Your objective: I would like each line of the data that holds the word "folder" copied out.

Given records:
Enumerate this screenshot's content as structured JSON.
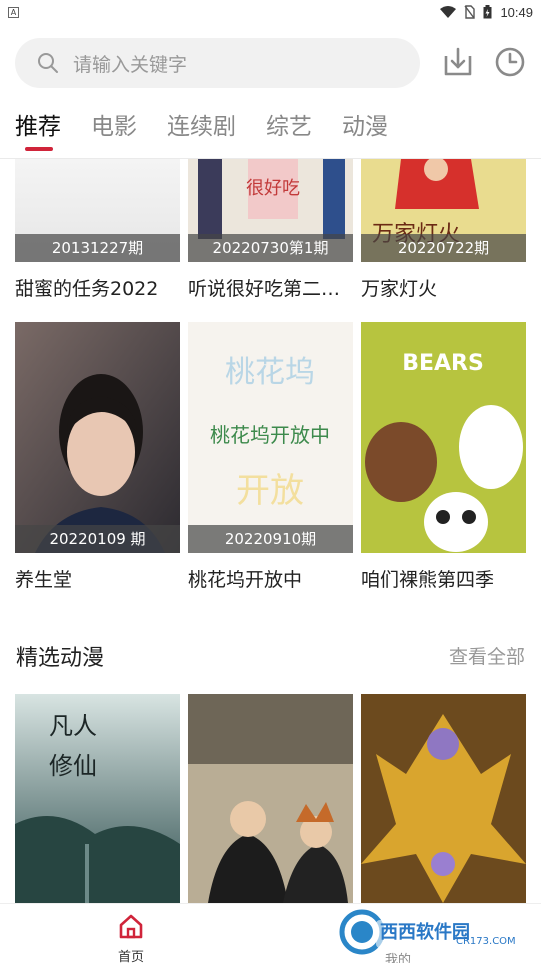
{
  "status_bar": {
    "app_badge": "A",
    "time": "10:49"
  },
  "search": {
    "placeholder": "请输入关键字"
  },
  "tabs": [
    {
      "label": "推荐",
      "active": true
    },
    {
      "label": "电影"
    },
    {
      "label": "连续剧"
    },
    {
      "label": "综艺"
    },
    {
      "label": "动漫"
    }
  ],
  "grid": [
    {
      "title": "甜蜜的任务2022",
      "badge": "20131227期"
    },
    {
      "title": "听说很好吃第二…",
      "badge": "20220730第1期"
    },
    {
      "title": "万家灯火",
      "badge": "20220722期"
    },
    {
      "title": "养生堂",
      "badge": "20220109 期"
    },
    {
      "title": "桃花坞开放中",
      "badge": "20220910期"
    },
    {
      "title": "咱们裸熊第四季",
      "badge": ""
    }
  ],
  "section": {
    "title": "精选动漫",
    "see_all": "查看全部"
  },
  "bottom_nav": {
    "home": "首页",
    "mine": "我的"
  },
  "watermark": {
    "brand": "西西软件园",
    "url": "CR173.COM"
  },
  "colors": {
    "accent": "#d0243a"
  }
}
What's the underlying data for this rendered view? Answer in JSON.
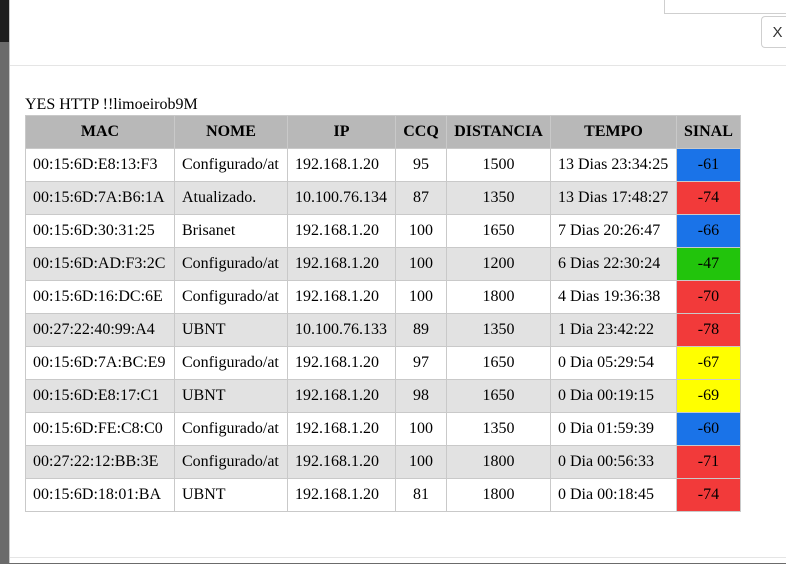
{
  "modal": {
    "close_label": "X",
    "heading": "YES HTTP !!limoeirob9M"
  },
  "table": {
    "columns": [
      "MAC",
      "NOME",
      "IP",
      "CCQ",
      "DISTANCIA",
      "TEMPO",
      "SINAL"
    ],
    "rows": [
      {
        "mac": "00:15:6D:E8:13:F3",
        "nome": "Configurado/at",
        "ip": "192.168.1.20",
        "ccq": "95",
        "distancia": "1500",
        "tempo": "13 Dias 23:34:25",
        "sinal": "-61",
        "color": "#1a73e8"
      },
      {
        "mac": "00:15:6D:7A:B6:1A",
        "nome": "Atualizado.",
        "ip": "10.100.76.134",
        "ccq": "87",
        "distancia": "1350",
        "tempo": "13 Dias 17:48:27",
        "sinal": "-74",
        "color": "#f23a3a"
      },
      {
        "mac": "00:15:6D:30:31:25",
        "nome": "Brisanet",
        "ip": "192.168.1.20",
        "ccq": "100",
        "distancia": "1650",
        "tempo": "7 Dias 20:26:47",
        "sinal": "-66",
        "color": "#1a73e8"
      },
      {
        "mac": "00:15:6D:AD:F3:2C",
        "nome": "Configurado/at",
        "ip": "192.168.1.20",
        "ccq": "100",
        "distancia": "1200",
        "tempo": "6 Dias 22:30:24",
        "sinal": "-47",
        "color": "#22c40c"
      },
      {
        "mac": "00:15:6D:16:DC:6E",
        "nome": "Configurado/at",
        "ip": "192.168.1.20",
        "ccq": "100",
        "distancia": "1800",
        "tempo": "4 Dias 19:36:38",
        "sinal": "-70",
        "color": "#f23a3a"
      },
      {
        "mac": "00:27:22:40:99:A4",
        "nome": "UBNT",
        "ip": "10.100.76.133",
        "ccq": "89",
        "distancia": "1350",
        "tempo": "1 Dia 23:42:22",
        "sinal": "-78",
        "color": "#f23a3a"
      },
      {
        "mac": "00:15:6D:7A:BC:E9",
        "nome": "Configurado/at",
        "ip": "192.168.1.20",
        "ccq": "97",
        "distancia": "1650",
        "tempo": "0 Dia 05:29:54",
        "sinal": "-67",
        "color": "#ffff00"
      },
      {
        "mac": "00:15:6D:E8:17:C1",
        "nome": "UBNT",
        "ip": "192.168.1.20",
        "ccq": "98",
        "distancia": "1650",
        "tempo": "0 Dia 00:19:15",
        "sinal": "-69",
        "color": "#ffff00"
      },
      {
        "mac": "00:15:6D:FE:C8:C0",
        "nome": "Configurado/at",
        "ip": "192.168.1.20",
        "ccq": "100",
        "distancia": "1350",
        "tempo": "0 Dia 01:59:39",
        "sinal": "-60",
        "color": "#1a73e8"
      },
      {
        "mac": "00:27:22:12:BB:3E",
        "nome": "Configurado/at",
        "ip": "192.168.1.20",
        "ccq": "100",
        "distancia": "1800",
        "tempo": "0 Dia 00:56:33",
        "sinal": "-71",
        "color": "#f23a3a"
      },
      {
        "mac": "00:15:6D:18:01:BA",
        "nome": "UBNT",
        "ip": "192.168.1.20",
        "ccq": "81",
        "distancia": "1800",
        "tempo": "0 Dia 00:18:45",
        "sinal": "-74",
        "color": "#f23a3a"
      }
    ]
  }
}
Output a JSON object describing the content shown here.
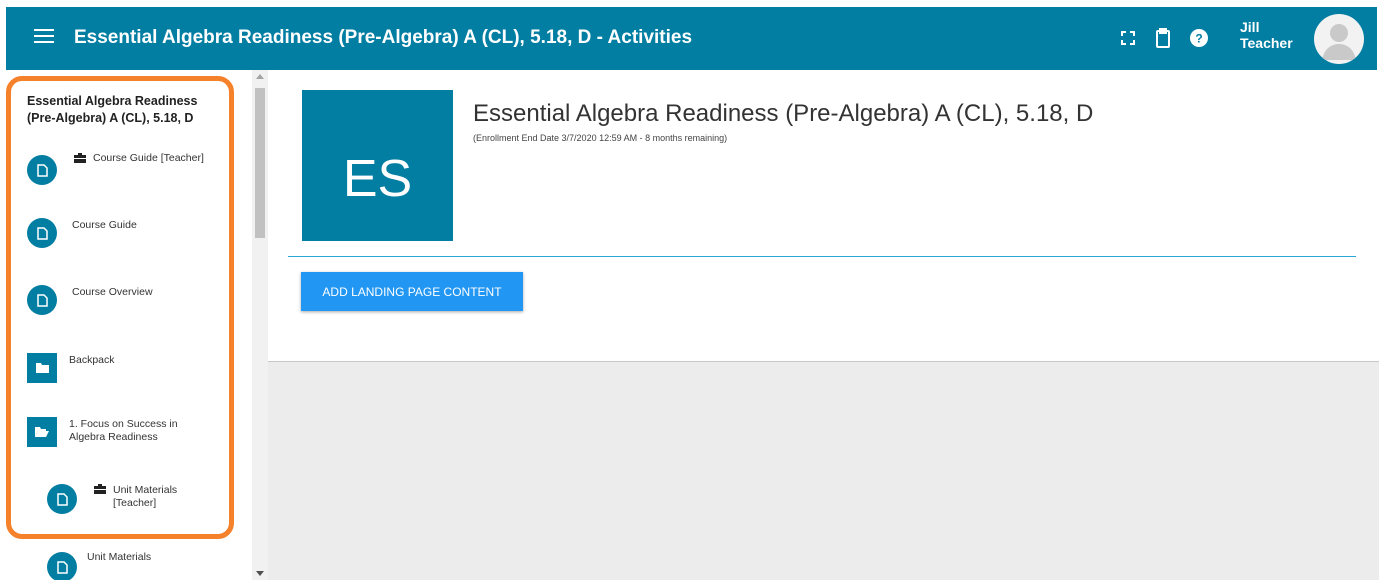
{
  "header": {
    "title": "Essential Algebra Readiness (Pre-Algebra) A (CL), 5.18, D - Activities",
    "user_first": "Jill",
    "user_last": "Teacher",
    "icons": [
      "menu-icon",
      "fullscreen-icon",
      "clipboard-icon",
      "help-icon",
      "avatar"
    ]
  },
  "sidebar": {
    "title": "Essential Algebra Readiness (Pre-Algebra) A (CL), 5.18, D",
    "items": [
      {
        "label": "Course Guide [Teacher]",
        "icon": "document-icon",
        "teacher": true
      },
      {
        "label": "Course Guide",
        "icon": "document-icon"
      },
      {
        "label": "Course Overview",
        "icon": "document-icon"
      },
      {
        "label": "Backpack",
        "icon": "folder-icon"
      },
      {
        "label": "1. Focus on Success in Algebra Readiness",
        "icon": "folder-open-icon"
      },
      {
        "label": "Unit Materials [Teacher]",
        "icon": "document-icon",
        "teacher": true
      },
      {
        "label": "Unit Materials",
        "icon": "document-icon"
      }
    ]
  },
  "main": {
    "logo_text": "ES",
    "course_title": "Essential Algebra Readiness (Pre-Algebra) A (CL), 5.18, D",
    "enrollment": "(Enrollment End Date 3/7/2020 12:59 AM - 8 months remaining)",
    "add_button": "ADD LANDING PAGE CONTENT"
  },
  "colors": {
    "header_bg": "#027ea3",
    "accent": "#027ea3",
    "button": "#2196f3",
    "highlight_outline": "#f5822a"
  }
}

Exercise answer:
        "icon": "folder-icon"
        "icon": "folder-open-icon"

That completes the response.